On the way home we stopped for boned and buttered perch at Tebel’s Restaurant in Merrillville, Indiana, a place introduced to us by the late Lou and Wilma Stealy. Delicious as ever. We had weekend company, followed the next weekend by a two-day trip to Illinois with Marty’s siblings and spouses to visit cousins. The next day, Monday, we did a long-planned road trip to up-state New York to visit with friends there. Memorable time, with visits to the Women’s Rights National Historic Park in Seneca Falls, The Farmer’s Museum in Cooperstown, a number of art galleries and Corning Glass Museum.

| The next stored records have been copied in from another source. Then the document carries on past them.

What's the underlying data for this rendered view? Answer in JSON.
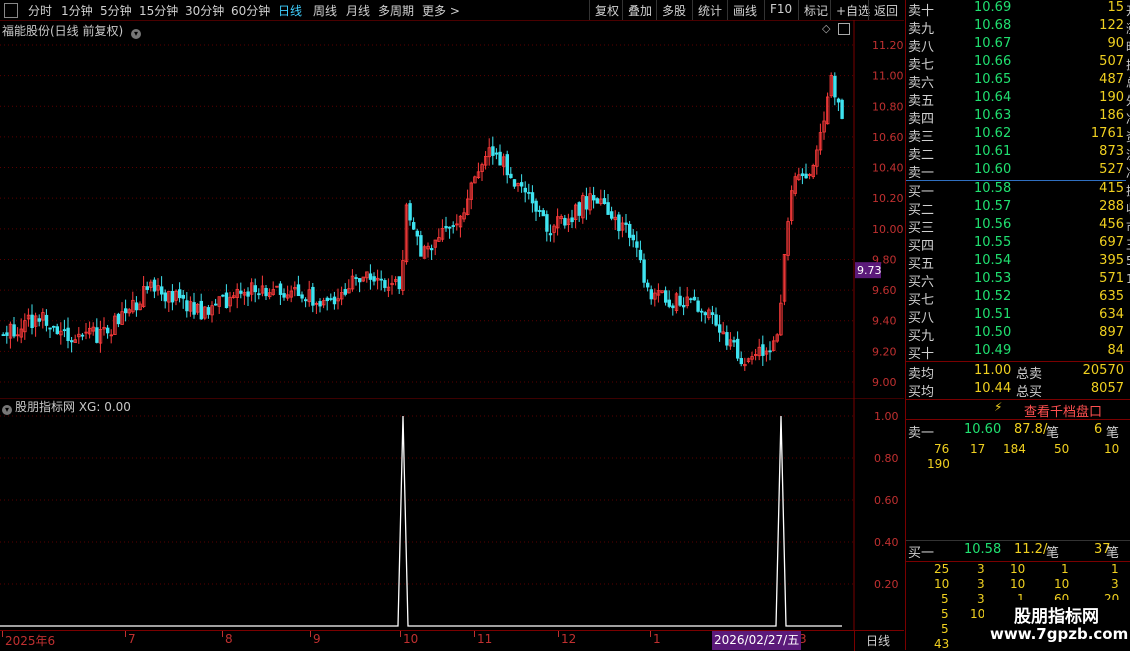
{
  "toolbar": {
    "left_items": [
      "分时",
      "1分钟",
      "5分钟",
      "15分钟",
      "30分钟",
      "60分钟",
      "日线",
      "周线",
      "月线",
      "多周期",
      "更多 >"
    ],
    "active_item": "日线",
    "right_items": [
      "复权",
      "叠加",
      "多股",
      "统计",
      "画线",
      "F10",
      "标记",
      "+自选",
      "返回"
    ]
  },
  "main_chart": {
    "title": "福能股份(日线 前复权)",
    "price_ticks": [
      "11.20",
      "11.00",
      "10.80",
      "10.60",
      "10.40",
      "10.20",
      "10.00",
      "9.80",
      "9.60",
      "9.40",
      "9.20",
      "9.00"
    ],
    "current_price": "9.73"
  },
  "indicator": {
    "title": "股朋指标网 XG: 0.00",
    "ticks": [
      "1.00",
      "0.80",
      "0.60",
      "0.40",
      "0.20"
    ]
  },
  "date_axis": {
    "labels": [
      "2025年6",
      "7",
      "8",
      "9",
      "10",
      "11",
      "12",
      "1",
      "3"
    ],
    "cursor_date": "2026/02/27/五",
    "period": "日线"
  },
  "order_book": {
    "asks": [
      {
        "label": "卖十",
        "price": "10.69",
        "vol": "15"
      },
      {
        "label": "卖九",
        "price": "10.68",
        "vol": "122"
      },
      {
        "label": "卖八",
        "price": "10.67",
        "vol": "90"
      },
      {
        "label": "卖七",
        "price": "10.66",
        "vol": "507"
      },
      {
        "label": "卖六",
        "price": "10.65",
        "vol": "487"
      },
      {
        "label": "卖五",
        "price": "10.64",
        "vol": "190"
      },
      {
        "label": "卖四",
        "price": "10.63",
        "vol": "186"
      },
      {
        "label": "卖三",
        "price": "10.62",
        "vol": "1761"
      },
      {
        "label": "卖二",
        "price": "10.61",
        "vol": "873"
      },
      {
        "label": "卖一",
        "price": "10.60",
        "vol": "527"
      }
    ],
    "bids": [
      {
        "label": "买一",
        "price": "10.58",
        "vol": "415"
      },
      {
        "label": "买二",
        "price": "10.57",
        "vol": "288"
      },
      {
        "label": "买三",
        "price": "10.56",
        "vol": "456"
      },
      {
        "label": "买四",
        "price": "10.55",
        "vol": "697"
      },
      {
        "label": "买五",
        "price": "10.54",
        "vol": "395"
      },
      {
        "label": "买六",
        "price": "10.53",
        "vol": "571"
      },
      {
        "label": "买七",
        "price": "10.52",
        "vol": "635"
      },
      {
        "label": "买八",
        "price": "10.51",
        "vol": "634"
      },
      {
        "label": "买九",
        "price": "10.50",
        "vol": "897"
      },
      {
        "label": "买十",
        "price": "10.49",
        "vol": "84"
      }
    ],
    "sell_avg": {
      "label": "卖均",
      "price": "11.00",
      "total_label": "总卖",
      "total": "20570"
    },
    "buy_avg": {
      "label": "买均",
      "price": "10.44",
      "total_label": "总买",
      "total": "8057"
    },
    "depth_link": "查看千档盘口",
    "sell_queue": {
      "label": "卖一",
      "price": "10.60",
      "avg": "87.8/",
      "unit": "笔",
      "count": "6",
      "count_unit": "笔",
      "rows": [
        [
          "76",
          "17",
          "184",
          "50",
          "10"
        ],
        [
          "190",
          "",
          "",
          "",
          ""
        ]
      ]
    },
    "buy_queue": {
      "label": "买一",
      "price": "10.58",
      "avg": "11.2/",
      "unit": "笔",
      "count": "37",
      "count_unit": "笔",
      "rows": [
        [
          "25",
          "3",
          "10",
          "1",
          "1"
        ],
        [
          "10",
          "3",
          "10",
          "10",
          "3"
        ],
        [
          "5",
          "3",
          "1",
          "60",
          "20"
        ],
        [
          "5",
          "10",
          "",
          "",
          ""
        ],
        [
          "5",
          "",
          "",
          "",
          ""
        ],
        [
          "43",
          "",
          "",
          "",
          ""
        ]
      ]
    },
    "side_strip": [
      "开",
      "涨",
      "昨",
      "换",
      "总",
      "外",
      "净",
      "资",
      "流",
      "净",
      "换",
      "收",
      "市",
      "王",
      "5",
      "1"
    ]
  },
  "watermark": {
    "name": "股朋指标网",
    "url": "www.7gpzb.com"
  },
  "colors": {
    "up": "#ff3b3b",
    "down": "#3fe3f0",
    "ask_price": "#20e070",
    "vol": "#f0d020",
    "axis_red": "#c03030",
    "frame": "#7a0000"
  }
}
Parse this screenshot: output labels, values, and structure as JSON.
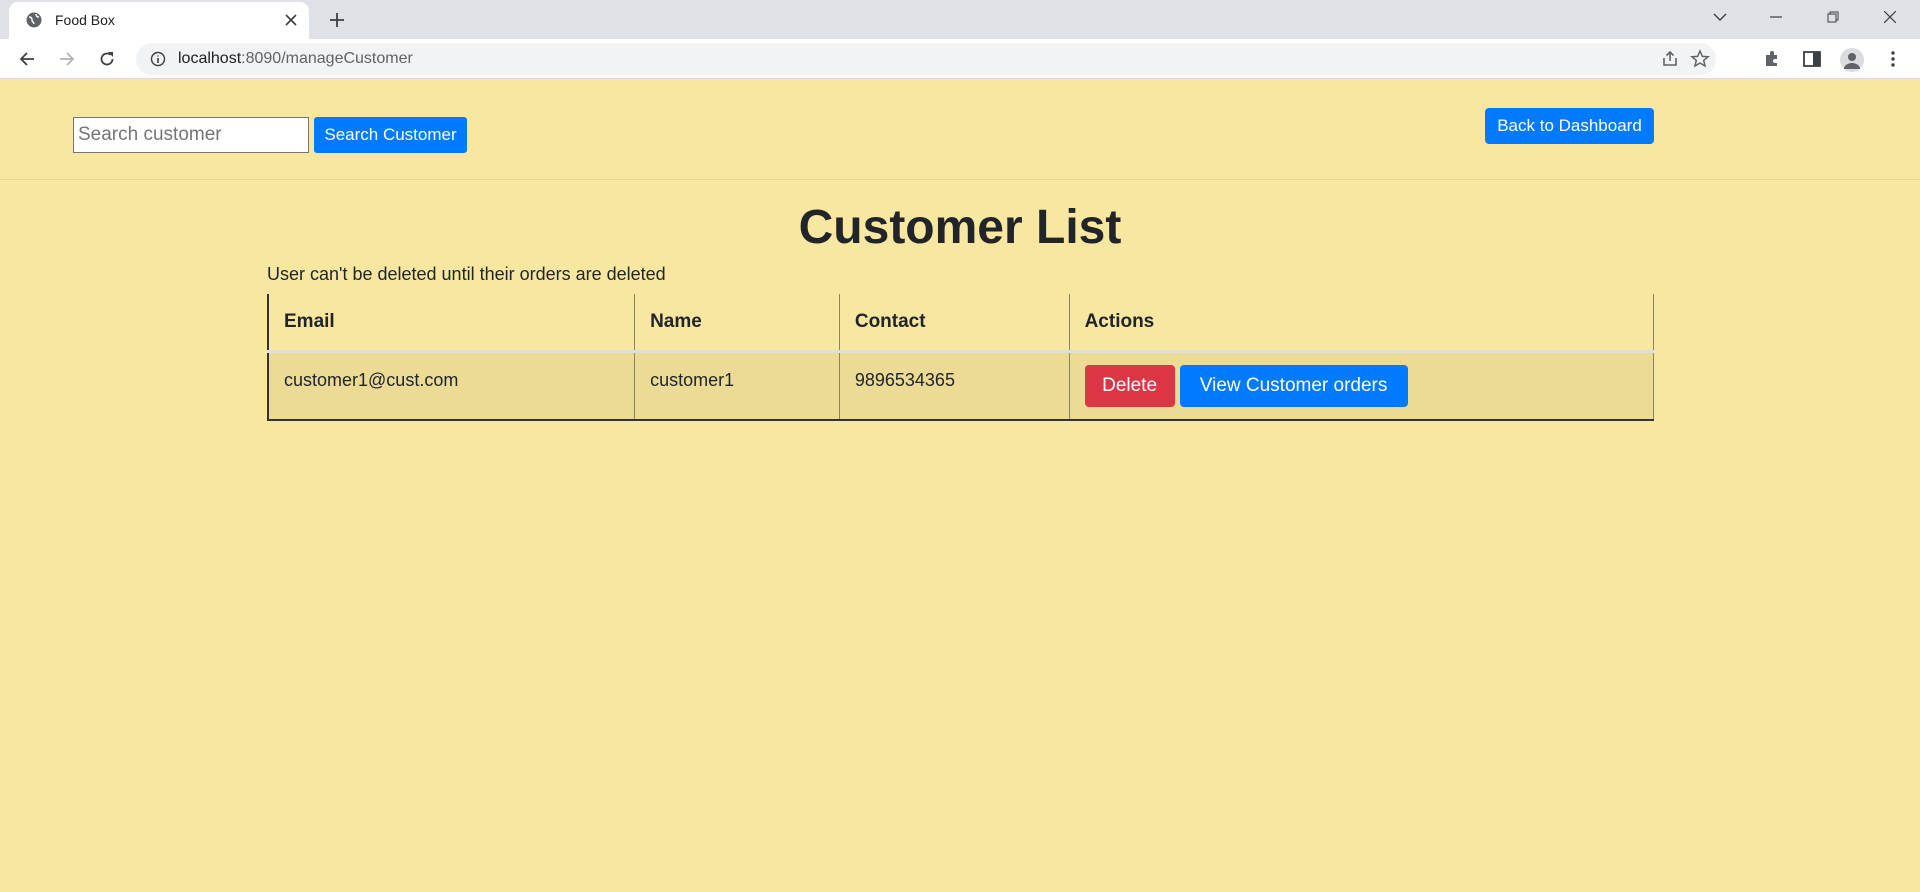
{
  "browser": {
    "tab_title": "Food Box",
    "url_host": "localhost",
    "url_path": ":8090/manageCustomer"
  },
  "topbar": {
    "search_placeholder": "Search customer",
    "search_button": "Search Customer",
    "back_button": "Back to Dashboard"
  },
  "main": {
    "title": "Customer List",
    "note": "User can't be deleted until their orders are deleted",
    "table": {
      "headers": [
        "Email",
        "Name",
        "Contact",
        "Actions"
      ],
      "rows": [
        {
          "email": "customer1@cust.com",
          "name": "customer1",
          "contact": "9896534365",
          "delete_label": "Delete",
          "view_orders_label": "View Customer orders"
        }
      ]
    }
  },
  "colors": {
    "page_background": "#f7e7a0",
    "primary": "#007bff",
    "danger": "#dc3545",
    "row_background": "#ecdb95"
  }
}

The longest trip involved a train ride to Cannon Beach, Oregon for the wedding of great niece Jenny Lauver to Rory Igo. It was a three-day wedding, October 22-25, 40 people present, lots of fun, food, visiting, bonfires on the beach by Haystack Rock, a costume party, team Olympic games and as much sleep as one could muster. Jenny and Rory had a civil ceremony in Boston, where they live, and this was the follow-up religious exchange of vows. I was honored to serve as wedding officiant. Blessings to Jenny and Rory!
We planned to walk the mile plus distance to the Ocean Lodge in Cannon Beach from the place near the Sleepy Monk Coffee Café where the Amtrak-related coach dropped us off. After a spell the sidewalk disappeared and we pulled our bags along the roadside/bikeway. We got half way there and were pausing to get our first glimpse of that gorgeous Haystack Rock when the Sherriff stopped and asked. “Are you alright?” and “Where are you going?” We said, “Ocean Lodge.” He said, “Would you like a ride?” I said, “Sure.” We piled our bags in the police vehicle, which sported the slogan, “We aim to make a difference,” climbed in the back seat, and arrived at our destination, amidst a parking lot of BMWs, Porsches, Caddies and other conveyances. .
We added a week to our stay to travel in Washington State’s Northwest. Driving 60-miles-an-hour on sections of highway 101 seemed almost a sacrilege. The area is beautiful, ancient, one of the thin places between the best of secular and sacred space. We enjoyed stays with Stanley and Marlene Kropf in their new home in Port Townsend, WA and with cousin Lenore and Stevan Challenger on Camano Island, WA. Deep connections. On Sunday, happily, we attended the dedication service for Michael Kenneth Bender, son of Katie (Lenore’s niece) and Bryan Bender at Seattle at Seattle Mennonite Church.
It was a moving service with four infants dedicated. Pastor Megan Ramer named each child and said, “[child’s name] . . . this is your church.” She then told the congregation, “This is your child. . . .” and placed the child in a member’s arms. So moving.
Before boarding the train in Chicago for Portland and Cannon Beach, we visited an Open House at the Chicago Federal Reserve. Billions of dollars are stored there, as at other such Reserves in other cities. In the museum we got a packet of shredded bills. We also posed for a picture next to a case that contained a million dollars. Interestingly, before boarding the train in Seattle to come home, we visited the Klondike Gold Rush Museum operated by the National Park Service. In the late 1890s, gold fever brought about 100,000 miners to the long trail to northwestern Canada and Alaska. A brochure notes, “In Dawson City and Seattle more fortunes were made off miners than by mining.. In 1906 Klondike gold exceeded $108 million at $16 per ounce.”
We arrived home November 4, no pots of gold in hand, but with priceless memories. We’re enjoying the comforts and tasks of home for a season, basking in the exchange with family, friends, people on the train, at home and in places and communities new and old. -John Bender